Well, I finally got around to getting my first look at “Picasso: Masterpieces from the Musée National Picasso, Paris” at the Seattle Art Museum.

I won’t pretend that I was ever Picasso’s number one fan. Even though I value his contributions as a pioneer, can’t help but be impressed by his output, and found seeing Guernica in the building made specifically for it at the Prado in Madrid… amazing… Okay so maybe I do like the man’s work more than a bit but I digress.

The exhibit consists of the artist’s personal collection with samples of his entire career.

I won’t be going into this in any great depth here today as there was a fairly good crowd and was pretty much there with the intent to go through to get a general feel of the exhibit. I intend to focus on individual pieces over the next month until the exhibit ends on January 17th.

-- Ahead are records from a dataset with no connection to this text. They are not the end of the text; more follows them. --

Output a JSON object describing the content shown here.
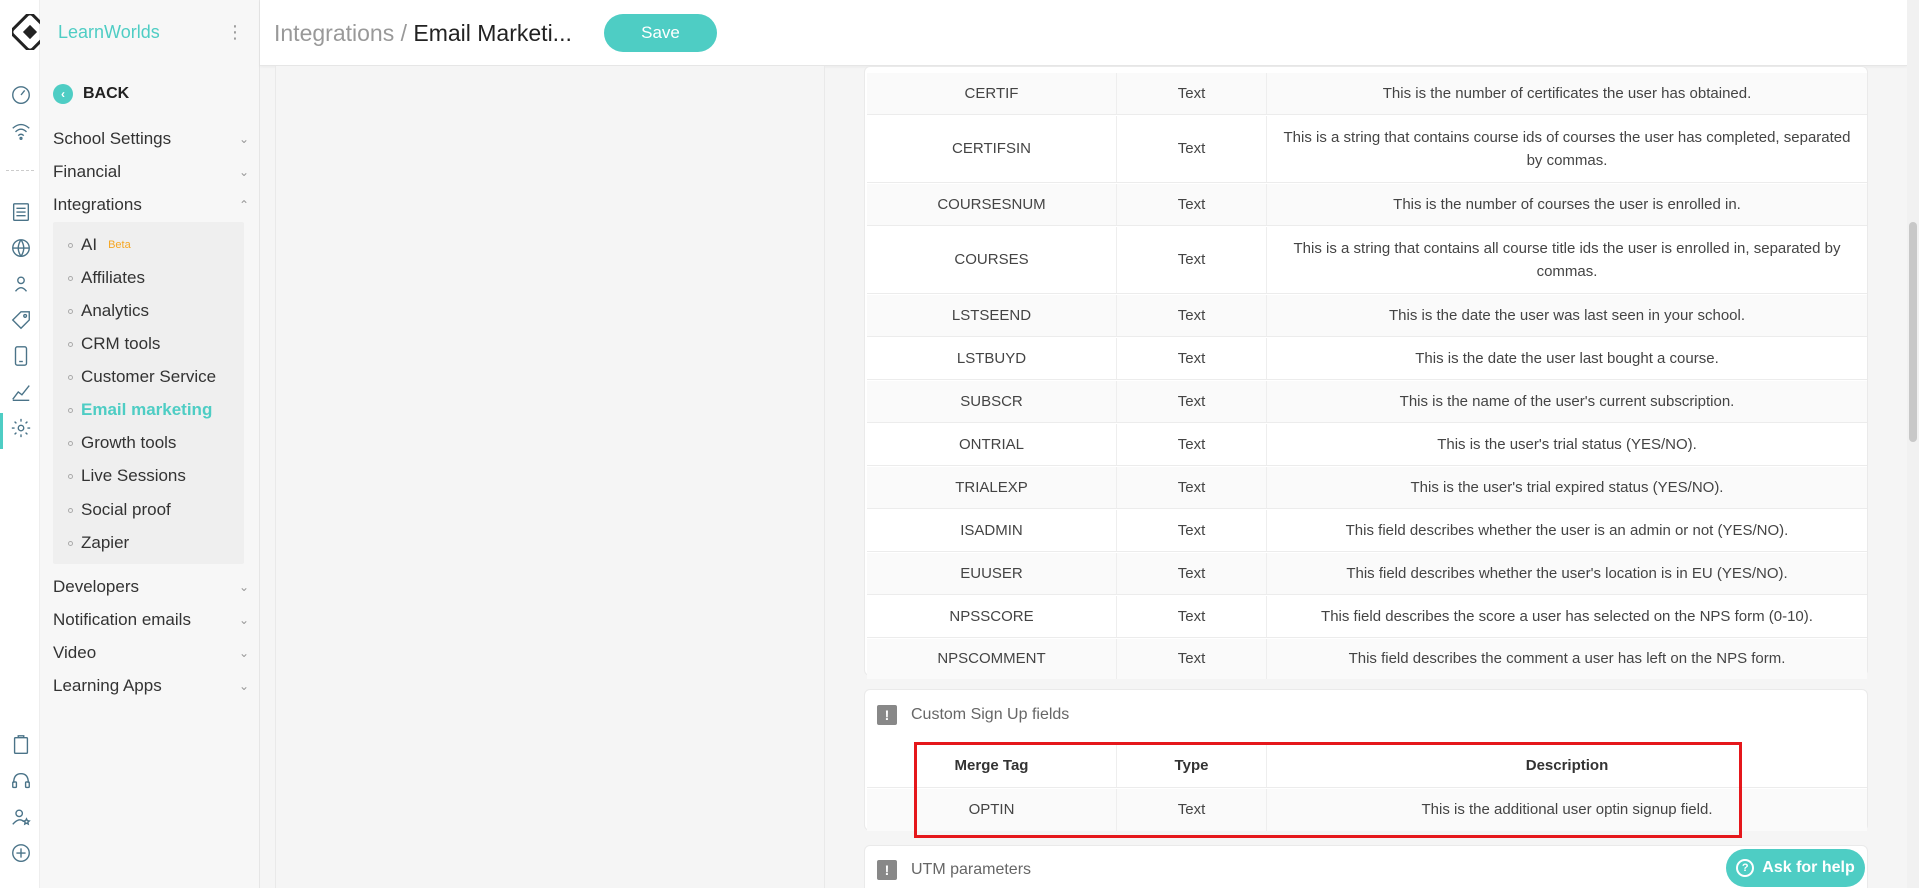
{
  "brand": "LearnWorlds",
  "header": {
    "crumb_parent": "Integrations",
    "crumb_sep": " / ",
    "crumb_current": "Email Marketi...",
    "save_label": "Save"
  },
  "sidebar": {
    "back_label": "BACK",
    "sections_top": [
      "School Settings",
      "Financial",
      "Integrations"
    ],
    "integrations_items": [
      "AI",
      "Affiliates",
      "Analytics",
      "CRM tools",
      "Customer Service",
      "Email marketing",
      "Growth tools",
      "Live Sessions",
      "Social proof",
      "Zapier"
    ],
    "ai_badge": "Beta",
    "sections_bottom": [
      "Developers",
      "Notification emails",
      "Video",
      "Learning Apps"
    ]
  },
  "table": {
    "rows": [
      {
        "tag": "CERTIF",
        "type": "Text",
        "desc": "This is the number of certificates the user has obtained."
      },
      {
        "tag": "CERTIFSIN",
        "type": "Text",
        "desc": "This is a string that contains course ids of courses the user has completed, separated by commas."
      },
      {
        "tag": "COURSESNUM",
        "type": "Text",
        "desc": "This is the number of courses the user is enrolled in."
      },
      {
        "tag": "COURSES",
        "type": "Text",
        "desc": "This is a string that contains all course title ids the user is enrolled in, separated by commas."
      },
      {
        "tag": "LSTSEEND",
        "type": "Text",
        "desc": "This is the date the user was last seen in your school."
      },
      {
        "tag": "LSTBUYD",
        "type": "Text",
        "desc": "This is the date the user last bought a course."
      },
      {
        "tag": "SUBSCR",
        "type": "Text",
        "desc": "This is the name of the user's current subscription."
      },
      {
        "tag": "ONTRIAL",
        "type": "Text",
        "desc": "This is the user's trial status (YES/NO)."
      },
      {
        "tag": "TRIALEXP",
        "type": "Text",
        "desc": "This is the user's trial expired status (YES/NO)."
      },
      {
        "tag": "ISADMIN",
        "type": "Text",
        "desc": "This field describes whether the user is an admin or not (YES/NO)."
      },
      {
        "tag": "EUUSER",
        "type": "Text",
        "desc": "This field describes whether the user's location is in EU (YES/NO)."
      },
      {
        "tag": "NPSSCORE",
        "type": "Text",
        "desc": "This field describes the score a user has selected on the NPS form (0-10)."
      },
      {
        "tag": "NPSCOMMENT",
        "type": "Text",
        "desc": "This field describes the comment a user has left on the NPS form."
      }
    ]
  },
  "custom_signup": {
    "title": "Custom Sign Up fields",
    "headers": {
      "tag": "Merge Tag",
      "type": "Type",
      "desc": "Description"
    },
    "row": {
      "tag": "OPTIN",
      "type": "Text",
      "desc": "This is the additional user optin signup field."
    }
  },
  "utm": {
    "title": "UTM parameters"
  },
  "help": {
    "label": "Ask for help"
  },
  "colors": {
    "accent": "#4ecdc4",
    "highlight": "#e5171b",
    "rail_icon": "#4a7388"
  }
}
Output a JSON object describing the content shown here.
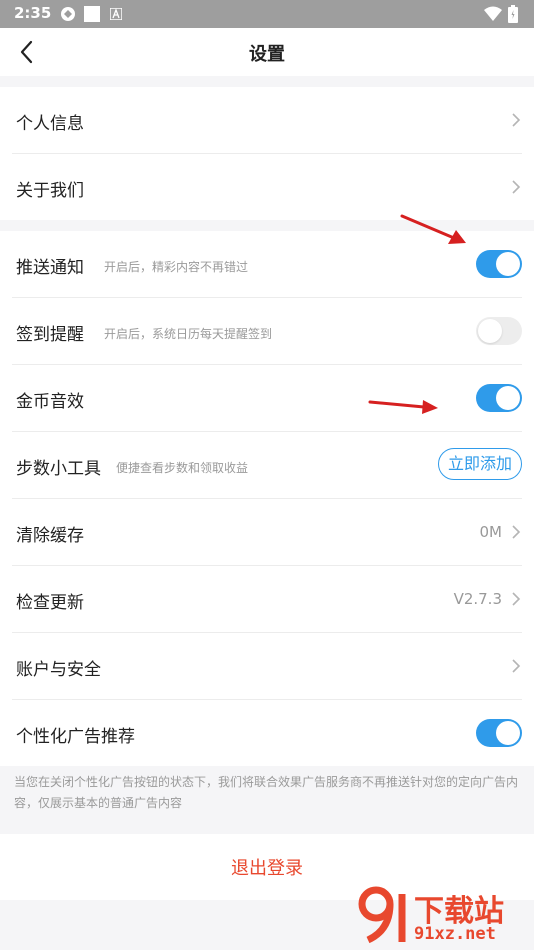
{
  "status_bar": {
    "time": "2:35"
  },
  "header": {
    "title": "设置"
  },
  "group1": [
    {
      "label": "个人信息"
    },
    {
      "label": "关于我们"
    }
  ],
  "group2": {
    "push": {
      "label": "推送通知",
      "hint": "开启后，精彩内容不再错过",
      "enabled": true
    },
    "checkin": {
      "label": "签到提醒",
      "hint": "开启后，系统日历每天提醒签到",
      "enabled": false
    },
    "coin": {
      "label": "金币音效",
      "enabled": true
    },
    "steps": {
      "label": "步数小工具",
      "hint": "便捷查看步数和领取收益",
      "button": "立即添加"
    },
    "cache": {
      "label": "清除缓存",
      "value": "0M"
    },
    "update": {
      "label": "检查更新",
      "value": "V2.7.3"
    },
    "account": {
      "label": "账户与安全"
    },
    "ads": {
      "label": "个性化广告推荐",
      "enabled": true
    }
  },
  "note": "当您在关闭个性化广告按钮的状态下，我们将联合效果广告服务商不再推送针对您的定向广告内容，仅展示基本的普通广告内容",
  "logout": "退出登录",
  "watermark": {
    "big": "下载站",
    "small": "91xz.net"
  },
  "colors": {
    "accent": "#2f9bea",
    "danger": "#e8482e",
    "arrow": "#d62020"
  }
}
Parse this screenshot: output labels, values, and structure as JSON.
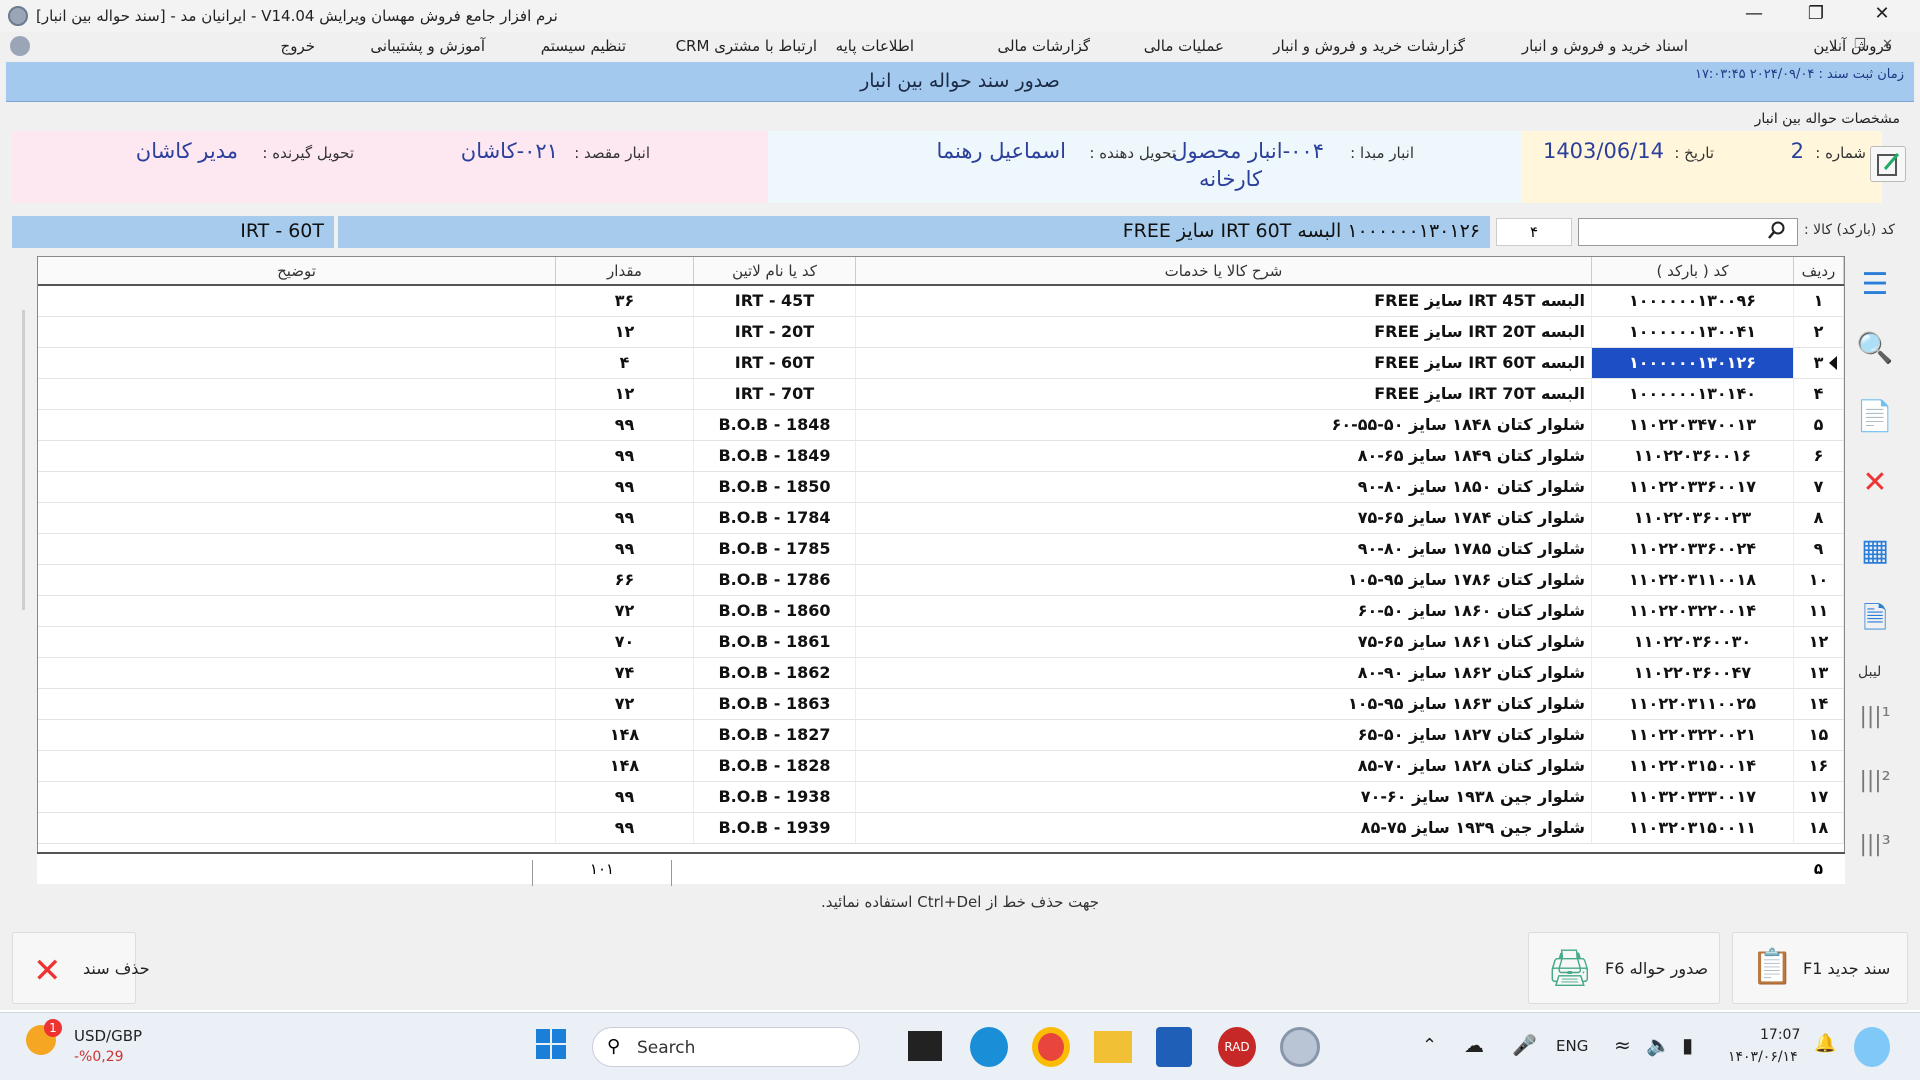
{
  "window": {
    "title": "نرم افزار جامع فروش مهسان ویرایش V14.04 - ایرانیان مد - [سند حواله بین انبار]"
  },
  "menu": [
    "فروش آنلاین",
    "اسناد خرید و فروش و انبار",
    "گزارشات خرید و فروش و انبار",
    "عملیات مالی",
    "گزارشات مالی",
    "اطلاعات پایه",
    "ارتباط با مشتری CRM",
    "تنظیم سیستم",
    "آموزش و پشتیبانی",
    "خروج"
  ],
  "banner": {
    "title": "صدور سند حواله بین انبار",
    "timestamp": "زمان ثبت سند : ۲۰۲۴/۰۹/۰۴ ۱۷:۰۳:۴۵"
  },
  "section_title": "مشخصات حواله بین انبار",
  "header": {
    "number_label": "شماره :",
    "number_value": "2",
    "date_label": "تاریخ :",
    "date_value": "1403/06/14",
    "source_label": "انبار مبدا :",
    "source_value": "۰۰۴-انبار محصول",
    "source_value2": "کارخانه",
    "giver_label": "تحویل دهنده :",
    "giver_value": "اسماعیل رهنما",
    "dest_label": "انبار مقصد :",
    "dest_value": "۰۲۱-کاشان",
    "receiver_label": "تحویل گیرنده :",
    "receiver_value": "مدیر کاشان"
  },
  "search": {
    "label": "کد (بارکد) کالا :",
    "qty": "۴",
    "desc": "۱۰۰۰۰۰۰۱۳۰۱۲۶   البسه  IRT 60T سایز FREE",
    "latin": "IRT - 60T"
  },
  "columns": {
    "row": "ردیف",
    "code": "کد ( بارکد )",
    "desc": "شرح کالا یا خدمات",
    "latin": "کد یا نام لاتین",
    "qty": "مقدار",
    "note": "توضیح"
  },
  "rows": [
    {
      "n": "۱",
      "code": "۱۰۰۰۰۰۰۱۳۰۰۹۶",
      "desc": "البسه  IRT 45T سایز FREE",
      "latin": "IRT - 45T",
      "qty": "۳۶"
    },
    {
      "n": "۲",
      "code": "۱۰۰۰۰۰۰۱۳۰۰۴۱",
      "desc": "البسه  IRT 20T سایز FREE",
      "latin": "IRT - 20T",
      "qty": "۱۲"
    },
    {
      "n": "۳",
      "code": "۱۰۰۰۰۰۰۱۳۰۱۲۶",
      "desc": "البسه  IRT 60T سایز FREE",
      "latin": "IRT - 60T",
      "qty": "۴"
    },
    {
      "n": "۴",
      "code": "۱۰۰۰۰۰۰۱۳۰۱۴۰",
      "desc": "البسه  IRT 70T سایز FREE",
      "latin": "IRT - 70T",
      "qty": "۱۲"
    },
    {
      "n": "۵",
      "code": "۱۱۰۲۲۰۳۴۷۰۰۱۳",
      "desc": "شلوار کتان ۱۸۴۸ سایز ۵۰-۵۵-۶۰",
      "latin": "B.O.B - 1848",
      "qty": "۹۹"
    },
    {
      "n": "۶",
      "code": "۱۱۰۲۲۰۳۶۰۰۱۶",
      "desc": "شلوار کتان ۱۸۴۹ سایز ۶۵-۸۰",
      "latin": "B.O.B - 1849",
      "qty": "۹۹"
    },
    {
      "n": "۷",
      "code": "۱۱۰۲۲۰۳۳۶۰۰۱۷",
      "desc": "شلوار کتان ۱۸۵۰ سایز ۸۰-۹۰",
      "latin": "B.O.B - 1850",
      "qty": "۹۹"
    },
    {
      "n": "۸",
      "code": "۱۱۰۲۲۰۳۶۰۰۲۳",
      "desc": "شلوار کتان ۱۷۸۴ سایز ۶۵-۷۵",
      "latin": "B.O.B - 1784",
      "qty": "۹۹"
    },
    {
      "n": "۹",
      "code": "۱۱۰۲۲۰۳۳۶۰۰۲۴",
      "desc": "شلوار کتان ۱۷۸۵ سایز ۸۰-۹۰",
      "latin": "B.O.B - 1785",
      "qty": "۹۹"
    },
    {
      "n": "۱۰",
      "code": "۱۱۰۲۲۰۳۱۱۰۰۱۸",
      "desc": "شلوار کتان ۱۷۸۶ سایز ۹۵-۱۰۵",
      "latin": "B.O.B - 1786",
      "qty": "۶۶"
    },
    {
      "n": "۱۱",
      "code": "۱۱۰۲۲۰۳۲۲۰۰۱۴",
      "desc": "شلوار کتان ۱۸۶۰ سایز ۵۰-۶۰",
      "latin": "B.O.B - 1860",
      "qty": "۷۲"
    },
    {
      "n": "۱۲",
      "code": "۱۱۰۲۲۰۳۶۰۰۳۰",
      "desc": "شلوار کتان ۱۸۶۱ سایز ۶۵-۷۵",
      "latin": "B.O.B - 1861",
      "qty": "۷۰"
    },
    {
      "n": "۱۳",
      "code": "۱۱۰۲۲۰۳۶۰۰۴۷",
      "desc": "شلوار کتان ۱۸۶۲ سایز ۹۰-۸۰",
      "latin": "B.O.B - 1862",
      "qty": "۷۴"
    },
    {
      "n": "۱۴",
      "code": "۱۱۰۲۲۰۳۱۱۰۰۲۵",
      "desc": "شلوار کتان ۱۸۶۳ سایز ۹۵-۱۰۵",
      "latin": "B.O.B - 1863",
      "qty": "۷۲"
    },
    {
      "n": "۱۵",
      "code": "۱۱۰۲۲۰۳۲۲۰۰۲۱",
      "desc": "شلوار کتان ۱۸۲۷ سایز ۵۰-۶۵",
      "latin": "B.O.B - 1827",
      "qty": "۱۴۸"
    },
    {
      "n": "۱۶",
      "code": "۱۱۰۲۲۰۳۱۵۰۰۱۴",
      "desc": "شلوار کتان ۱۸۲۸ سایز ۷۰-۸۵",
      "latin": "B.O.B - 1828",
      "qty": "۱۴۸"
    },
    {
      "n": "۱۷",
      "code": "۱۱۰۳۲۰۳۳۳۰۰۱۷",
      "desc": "شلوار جین ۱۹۳۸ سایز ۶۰-۷۰",
      "latin": "B.O.B - 1938",
      "qty": "۹۹"
    },
    {
      "n": "۱۸",
      "code": "۱۱۰۳۲۰۳۱۵۰۰۱۱",
      "desc": "شلوار جین ۱۹۳۹ سایز ۷۵-۸۵",
      "latin": "B.O.B - 1939",
      "qty": "۹۹"
    }
  ],
  "footer": {
    "count": "۵",
    "total": "۱۰۱"
  },
  "hint": "جهت حذف خط از Ctrl+Del استفاده نمائید.",
  "side_label": "لیبل",
  "buttons": {
    "delete": "حذف سند",
    "issue": "صدور حواله F6",
    "new": "سند جدید F1"
  },
  "taskbar": {
    "search": "Search",
    "ticker": "USD/GBP",
    "ticker_change": "-%0,29",
    "lang": "ENG",
    "time": "17:07",
    "date": "۱۴۰۳/۰۶/۱۴",
    "badge": "1"
  }
}
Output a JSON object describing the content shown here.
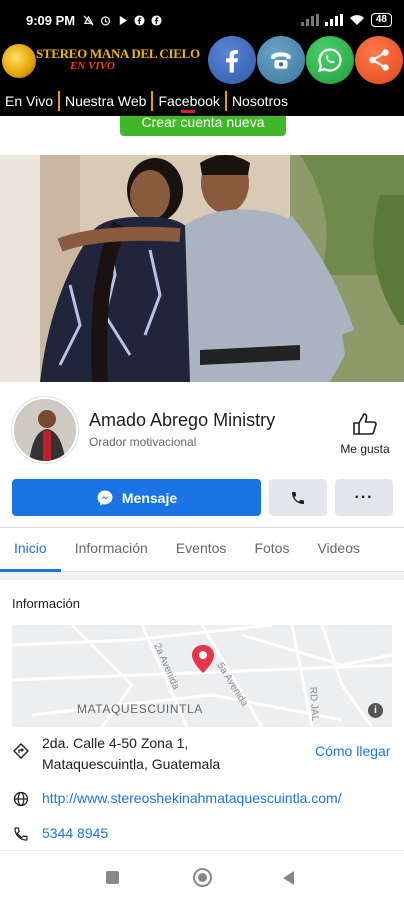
{
  "status_bar": {
    "time": "9:09 PM",
    "battery": "48"
  },
  "app_header": {
    "logo_title": "STEREO MANA DEL CIELO",
    "logo_subtitle": "EN VIVO",
    "social_icons": [
      "facebook-icon",
      "phone-icon",
      "whatsapp-icon",
      "share-icon"
    ],
    "menu": [
      "En Vivo",
      "Nuestra Web",
      "Facebook",
      "Nosotros"
    ],
    "active_menu": "Facebook"
  },
  "create_account_button": "Crear cuenta nueva",
  "profile": {
    "name": "Amado Abrego Ministry",
    "category": "Orador motivacional",
    "like_label": "Me gusta"
  },
  "actions": {
    "message_label": "Mensaje",
    "more_label": "···"
  },
  "tabs": [
    "Inicio",
    "Información",
    "Eventos",
    "Fotos",
    "Videos"
  ],
  "active_tab": "Inicio",
  "info": {
    "title": "Información",
    "map_city": "MATAQUESCUINTLA",
    "map_streets": [
      "2a Avenida",
      "5a Avenida",
      "RD JAL"
    ],
    "map_info_badge": "i",
    "address_line1": "2da. Calle 4-50 Zona 1,",
    "address_line2": "Mataquescuintla, Guatemala",
    "directions": "Cómo llegar",
    "website": "http://www.stereoshekinahmataquescuintla.com/",
    "phone": "5344 8945"
  },
  "colors": {
    "facebook_blue": "#1b74e4",
    "green": "#42b72a",
    "gold": "#e2a100"
  }
}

The exhibit consists of samples from the artist’s personal collection. Many of them clearly meant to never see the light of day. Everything is set up in chronological order and because of this we are allowed to see the development of the artist; the initial exercises, experiments and half completed works where he was trying to beat out a particular idea which would work magnificently in the next and final piece.

Speaking as a former art student, I was fascinated by the several works that looked like the dozens of pieces me, and millions of other art students, cranked out by the bushel each semester, but at the same time you can see them as notes in the process toward the final ideas. Along with this we see him learning his craft and studying other artists, my favorite example of this being the one pastel piece in the exhibit, Village Dance that was clearly emulating the style of Renoir.

But what interested me the most was what these pieces told us about the artist’s thought process. This was best realized in samples of some of the concept sketches for Guernica. Many of these were even more primal and raw than the final details in the finished painting.

It’s interesting in many of these exhibits it’s easy to find certain themes and the evolution of certain styles. In the case of Picasso it was occasionally difficult to believe that this was all by the same artist. There were so many different extremes from intricately detailed etching, like in the “Frugal Repast”, to abstract sculpture that, if I didn’t know any better, almost reminded me of the work of Dave Mckean.

If there was anything that I regarded as a signature look, it was a certain profile that very much reminded me of frescoes in early Achaean art. While it was at it’s most obvious in the early realistic works but I could also see it in many of the more abstract pieces culminating in the last gallery with the painting, The Kiss.

All in all, along with showing fantastic paintings this exhibit provided a wonderful documentation of a creative journey, which I look forward to studying in much more detail.